"In the last two weeks, we've had about 1,000 new downloads from people in Russia," Van Anden noted. In early December, Russian riot police arrested hundreds in Moscow protests led by citizens angered over election fraud, and voicing opposition to Prime Minister Vladimir Putin's ruling party.
The year's protests have sparked ideas for other apps, too. Mobizi's Rich-O-Meter, for Android, features a circular gauge with a needle that points to your standing on the spectrum from 99-percent-to-1-percent, based on personal income.
Although learning how one stacks up against billionaires may have limited appeal, the app's usefulness is revealed by pressing the red "Occupy Wall Street" button. That brings up a comprehensive "Actions and Directory" listing of Occupy websites and Twitter feeds from around the globe — from Fresno to Istanbul, with hundreds in between.
Then there's the Shouty app — which still might not be as effective as the Occupy-inspired People's Mic, an echo delivered with old-fashioned vocal chords. Shouty helps amplify sound in large crowds or spaces where sound systems have been banned by authorities. Developed by coder Nathan Hamblen and others at the "social coding" site Github, Shouty is a live-streaming tool that broadcasts sound as an MP3 stream so others in the crowd can pick up what is being said, even if they're out of earshot.
Other sound apps may still catch on, like the just-released Occupy Drum Circle, which allows one to "start your own drum circle protest anywhere," according to an description posted by developer Michael Desmond. For newshounds, there's Occupy Wall Street News, an iPhone app, plus about a dozen others that aggregate information and news updates relating to Occupy and display it in a common feed.
I'm Getting Arrested, Shouty, Occupy Drum Circle, and Occupy Wall Street News all require cell service or an Internet signal to function, but Dovetail will be unique in that it's designed to operate even if cellular towers have come down or a repressive government has sought to block the free flow of information by silencing networks. It could also be used in a natural disaster scenario.
Vogeltanz and his team have tested out Dovetail using Bluetooth transmitters, which send information over a shorter range than wifi, but project team member Robert Meredith, an IT director, says he thinks they'll be able to harness wifi transmitters to improve the distance messages can travel.

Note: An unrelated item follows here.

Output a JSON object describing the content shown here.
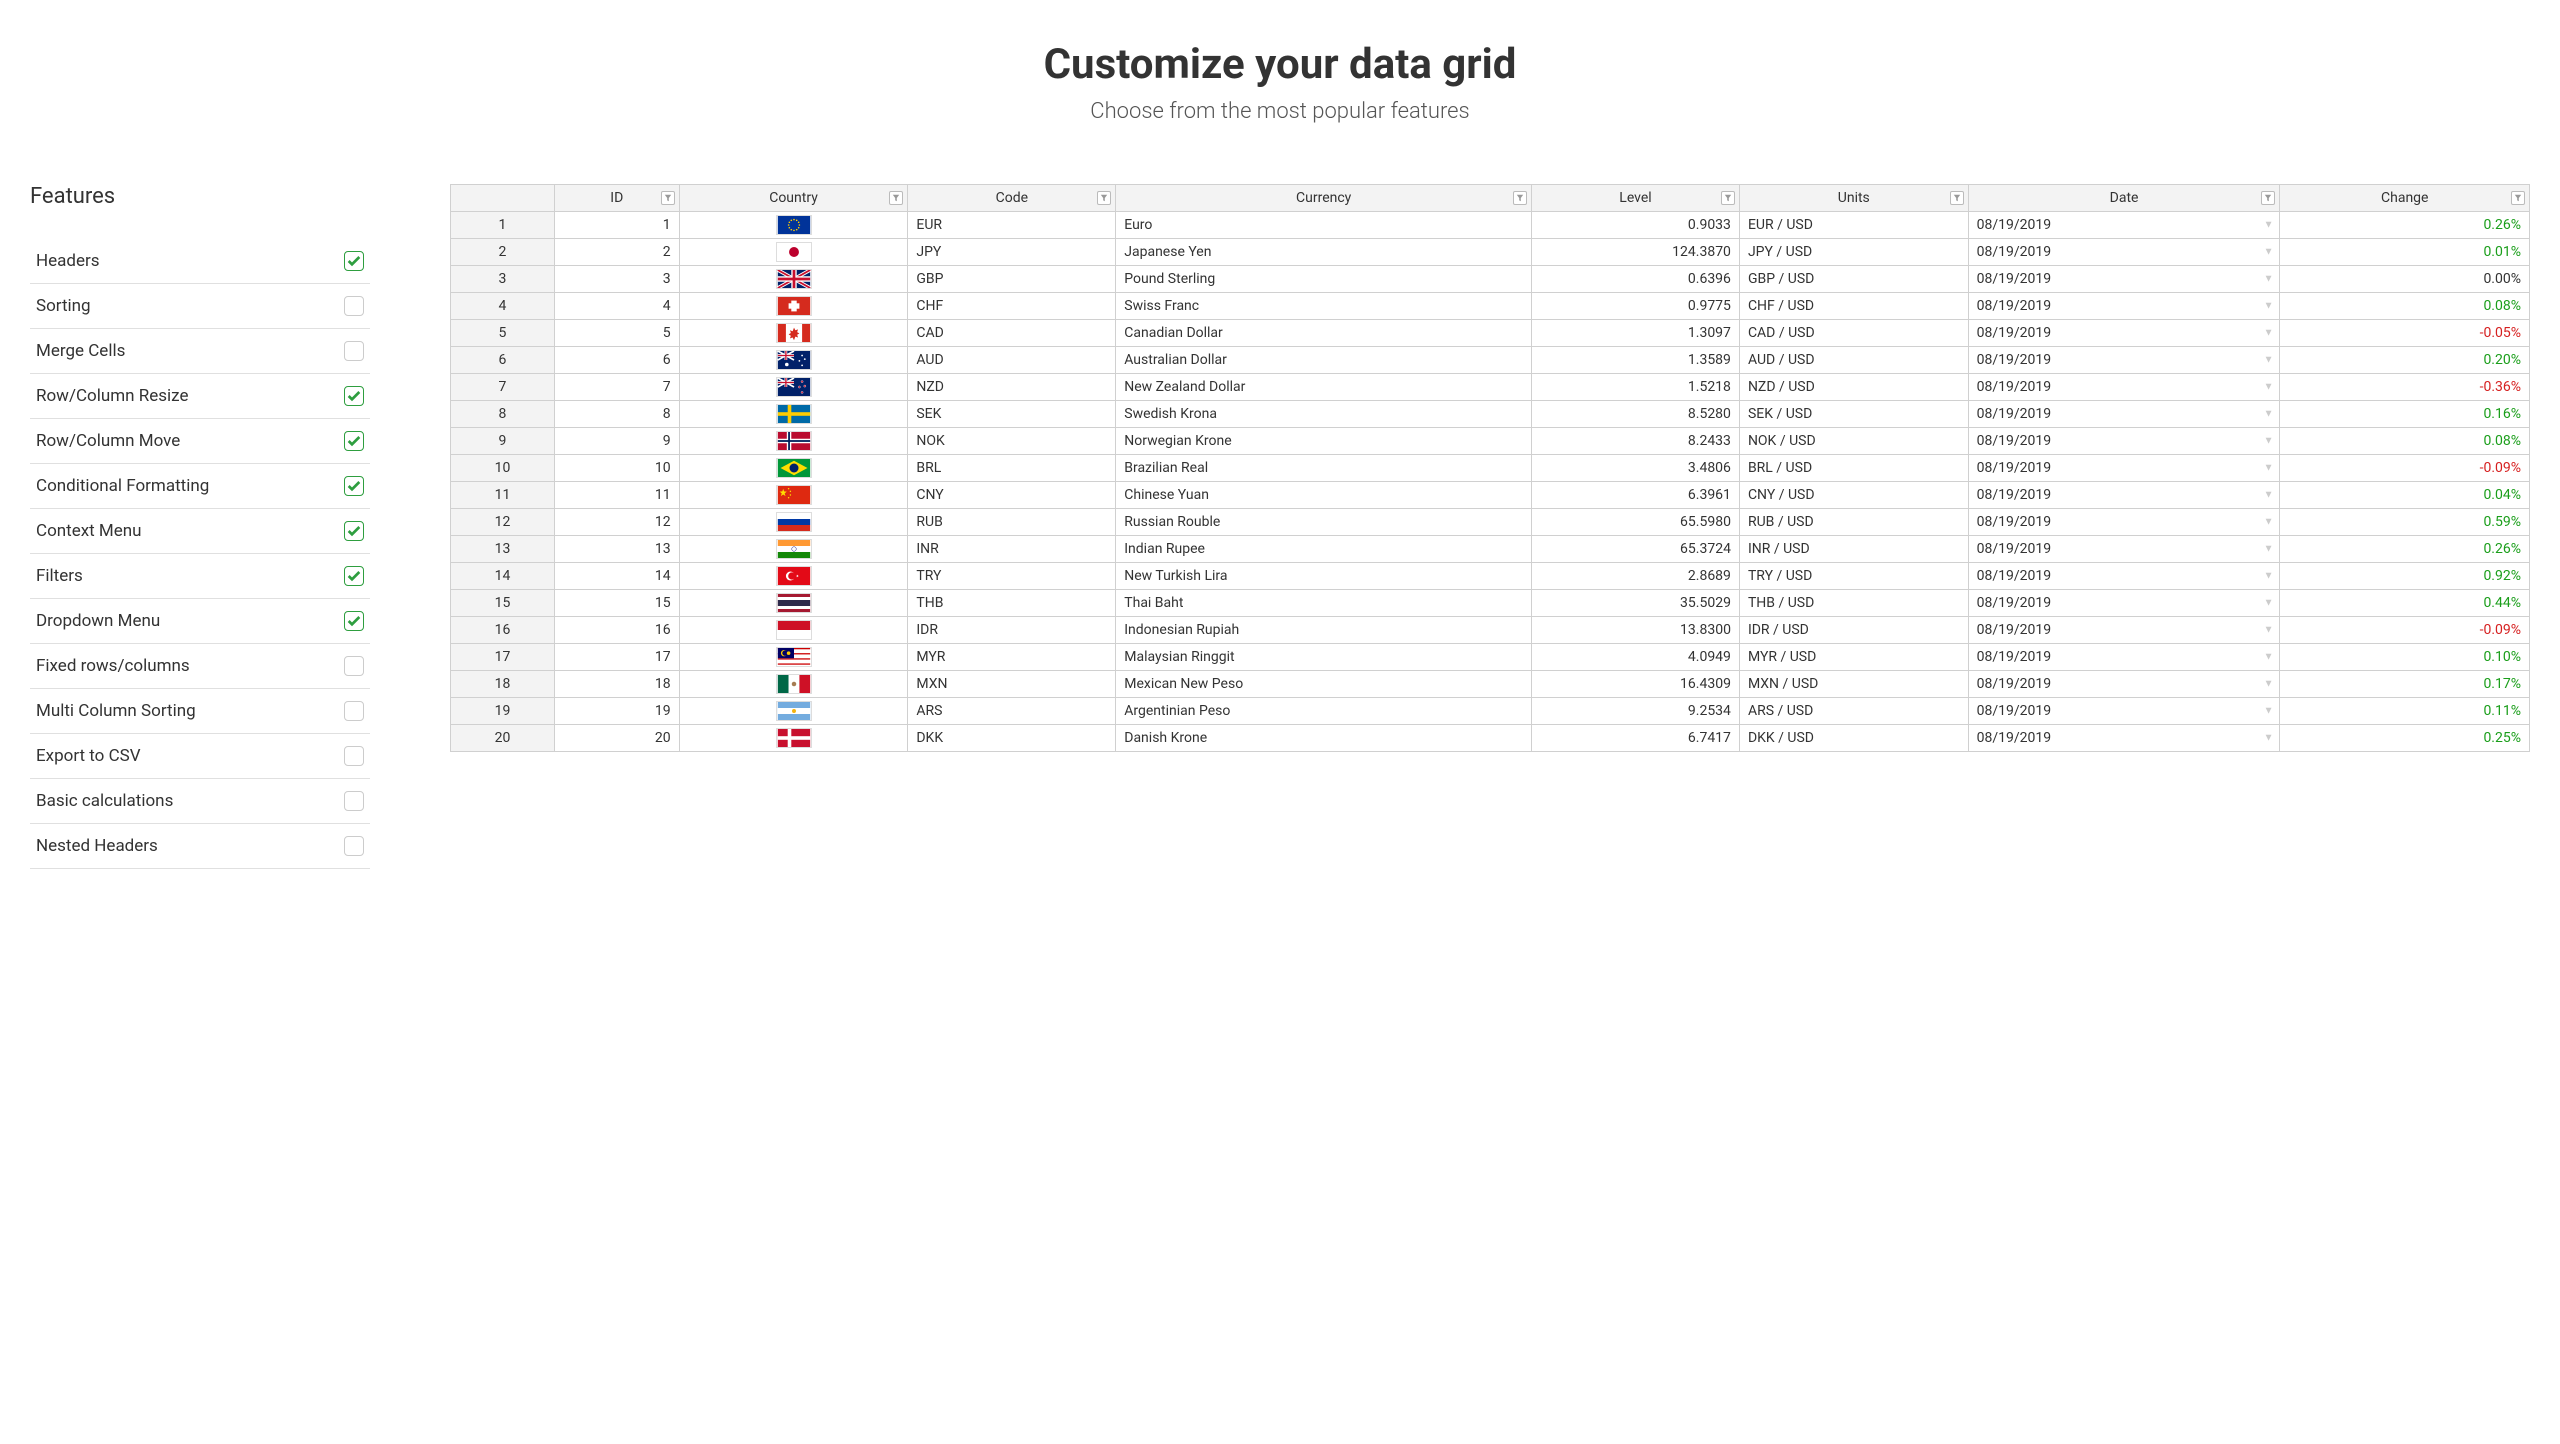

They plan to make it available for a free download, and it would be free to send and receive messages.
In a protest situation, there would be nothing barring law enforcement agencies from outfitting their own devices with the app to see what people in a crowd were saying to one another via Dovetail — but theoretically, they wouldn't be able to pinpoint the senders.
To help their project along, the Dovetail developers have started a Kickstarter page where they hope to raise $30,000 by Jan. 23. Much of the funding will go toward purchasing phones for testing.
"We're cutting the cell companies out of the equation," Vogeltanz explained. "You're using the built-in equipment on your cell phone to send a short-range radio burst." Messages sent via Dovetail would be more resilient in a denser and larger group, he added. "There will be no viable way to shut down that communication," he said, "unless you disperse the real-life group."